### Task details
Omit the pictures, then write out every entry exactly as it reads.

Input Block Start

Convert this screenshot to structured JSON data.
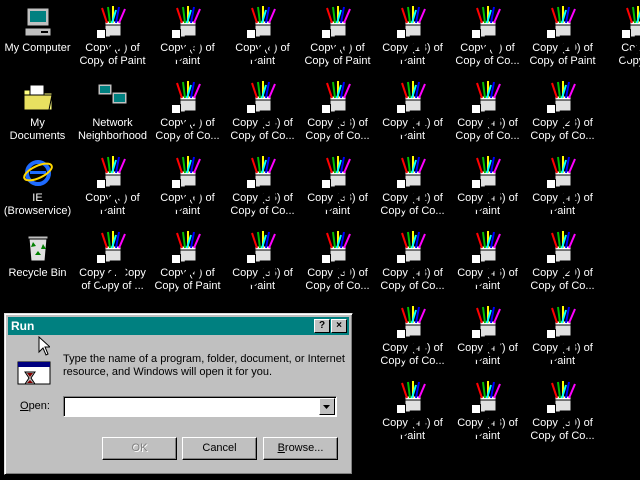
{
  "desktop": {
    "icons": [
      {
        "label": "My Computer",
        "type": "computer"
      },
      {
        "label": "Copy (2) of\nCopy of Paint",
        "type": "paint"
      },
      {
        "label": "Copy (5) of\nPaint",
        "type": "paint"
      },
      {
        "label": "Copy (8) of\nPaint",
        "type": "paint"
      },
      {
        "label": "Copy (6) of\nCopy of Paint",
        "type": "paint"
      },
      {
        "label": "Copy (13) of\nPaint",
        "type": "paint"
      },
      {
        "label": "Copy (7) of\nCopy of Co...",
        "type": "paint"
      },
      {
        "label": "Copy (10) of\nCopy of Paint",
        "type": "paint"
      },
      {
        "label": "Copy (\nCopy of",
        "type": "paint"
      },
      {
        "label": "My Documents",
        "type": "documents"
      },
      {
        "label": "Network\nNeighborhood",
        "type": "network"
      },
      {
        "label": "Copy (2) of\nCopy of Co...",
        "type": "paint"
      },
      {
        "label": "Copy (34) of\nCopy of Co...",
        "type": "paint"
      },
      {
        "label": "Copy (38) of\nCopy of Co...",
        "type": "paint"
      },
      {
        "label": "Copy (41) of\nPaint",
        "type": "paint"
      },
      {
        "label": "Copy (45) of\nCopy of Co...",
        "type": "paint"
      },
      {
        "label": "Copy (28) of\nCopy of Co...",
        "type": "paint"
      },
      {
        "label": "IE\n(Browservice)",
        "type": "ie"
      },
      {
        "label": "Copy (3) of\nPaint",
        "type": "paint"
      },
      {
        "label": "Copy (6) of\nPaint",
        "type": "paint"
      },
      {
        "label": "Copy (35) of\nCopy of Co...",
        "type": "paint"
      },
      {
        "label": "Copy (38) of\nPaint",
        "type": "paint"
      },
      {
        "label": "Copy (42) of\nCopy of Co...",
        "type": "paint"
      },
      {
        "label": "Copy (45) of\nPaint",
        "type": "paint"
      },
      {
        "label": "Copy (42) of\nPaint",
        "type": "paint"
      },
      {
        "label": "Recycle Bin",
        "type": "recycle"
      },
      {
        "label": "Copy of Copy\nof Copy of ...",
        "type": "paint"
      },
      {
        "label": "Copy (4) of\nCopy of Paint",
        "type": "paint"
      },
      {
        "label": "Copy (35) of\nPaint",
        "type": "paint"
      },
      {
        "label": "Copy (39) of\nCopy of Co...",
        "type": "paint"
      },
      {
        "label": "Copy (43) of\nCopy of Co...",
        "type": "paint"
      },
      {
        "label": "Copy (46) of\nPaint",
        "type": "paint"
      },
      {
        "label": "Copy (29) of\nCopy of Co...",
        "type": "paint"
      },
      {
        "label": "Copy (44) of\nCopy of Co...",
        "type": "paint"
      },
      {
        "label": "Copy (47) of\nPaint",
        "type": "paint"
      },
      {
        "label": "Copy (43) of\nPaint",
        "type": "paint"
      },
      {
        "label": "Copy (44) of\nPaint",
        "type": "paint"
      },
      {
        "label": "Copy (48) of\nPaint",
        "type": "paint"
      },
      {
        "label": "Copy (30) of\nCopy of Co...",
        "type": "paint"
      }
    ]
  },
  "run_dialog": {
    "title": "Run",
    "help_button": "?",
    "close_button": "×",
    "message": "Type the name of a program, folder, document, or Internet resource, and Windows will open it for you.",
    "open_label_accel": "O",
    "open_label_rest": "pen:",
    "open_value": "",
    "ok_label": "OK",
    "cancel_label": "Cancel",
    "browse_accel": "B",
    "browse_rest": "rowse..."
  },
  "colors": {
    "desktop": "#000000",
    "titlebar": "#008080",
    "window_face": "#c0c0c0"
  }
}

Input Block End

### Result
Convert this screenshot to structured JSON data.
{
  "desktop": {
    "icons": [
      {
        "label": "My Computer",
        "type": "computer"
      },
      {
        "label": "Copy (2) of\nCopy of Paint",
        "type": "paint"
      },
      {
        "label": "Copy (5) of\nPaint",
        "type": "paint"
      },
      {
        "label": "Copy (8) of\nPaint",
        "type": "paint"
      },
      {
        "label": "Copy (6) of\nCopy of Paint",
        "type": "paint"
      },
      {
        "label": "Copy (13) of\nPaint",
        "type": "paint"
      },
      {
        "label": "Copy (7) of\nCopy of Co...",
        "type": "paint"
      },
      {
        "label": "Copy (10) of\nCopy of Paint",
        "type": "paint"
      },
      {
        "label": "Copy (\nCopy of",
        "type": "paint"
      },
      {
        "label": "My Documents",
        "type": "documents"
      },
      {
        "label": "Network\nNeighborhood",
        "type": "network"
      },
      {
        "label": "Copy (2) of\nCopy of Co...",
        "type": "paint"
      },
      {
        "label": "Copy (34) of\nCopy of Co...",
        "type": "paint"
      },
      {
        "label": "Copy (38) of\nCopy of Co...",
        "type": "paint"
      },
      {
        "label": "Copy (41) of\nPaint",
        "type": "paint"
      },
      {
        "label": "Copy (45) of\nCopy of Co...",
        "type": "paint"
      },
      {
        "label": "Copy (28) of\nCopy of Co...",
        "type": "paint"
      },
      {
        "label": "IE\n(Browservice)",
        "type": "ie"
      },
      {
        "label": "Copy (3) of\nPaint",
        "type": "paint"
      },
      {
        "label": "Copy (6) of\nPaint",
        "type": "paint"
      },
      {
        "label": "Copy (35) of\nCopy of Co...",
        "type": "paint"
      },
      {
        "label": "Copy (38) of\nPaint",
        "type": "paint"
      },
      {
        "label": "Copy (42) of\nCopy of Co...",
        "type": "paint"
      },
      {
        "label": "Copy (45) of\nPaint",
        "type": "paint"
      },
      {
        "label": "Copy (42) of\nPaint",
        "type": "paint"
      },
      {
        "label": "Recycle Bin",
        "type": "recycle"
      },
      {
        "label": "Copy of Copy\nof Copy of ...",
        "type": "paint"
      },
      {
        "label": "Copy (4) of\nCopy of Paint",
        "type": "paint"
      },
      {
        "label": "Copy (35) of\nPaint",
        "type": "paint"
      },
      {
        "label": "Copy (39) of\nCopy of Co...",
        "type": "paint"
      },
      {
        "label": "Copy (43) of\nCopy of Co...",
        "type": "paint"
      },
      {
        "label": "Copy (46) of\nPaint",
        "type": "paint"
      },
      {
        "label": "Copy (29) of\nCopy of Co...",
        "type": "paint"
      },
      {
        "label": "Copy (44) of\nCopy of Co...",
        "type": "paint"
      },
      {
        "label": "Copy (47) of\nPaint",
        "type": "paint"
      },
      {
        "label": "Copy (43) of\nPaint",
        "type": "paint"
      },
      {
        "label": "Copy (44) of\nPaint",
        "type": "paint"
      },
      {
        "label": "Copy (48) of\nPaint",
        "type": "paint"
      },
      {
        "label": "Copy (30) of\nCopy of Co...",
        "type": "paint"
      }
    ]
  },
  "run_dialog": {
    "title": "Run",
    "help_button": "?",
    "close_button": "×",
    "message": "Type the name of a program, folder, document, or Internet resource, and Windows will open it for you.",
    "open_label_accel": "O",
    "open_label_rest": "pen:",
    "open_value": "",
    "ok_label": "OK",
    "cancel_label": "Cancel",
    "browse_accel": "B",
    "browse_rest": "rowse..."
  },
  "colors": {
    "desktop": "#000000",
    "titlebar": "#008080",
    "window_face": "#c0c0c0"
  }
}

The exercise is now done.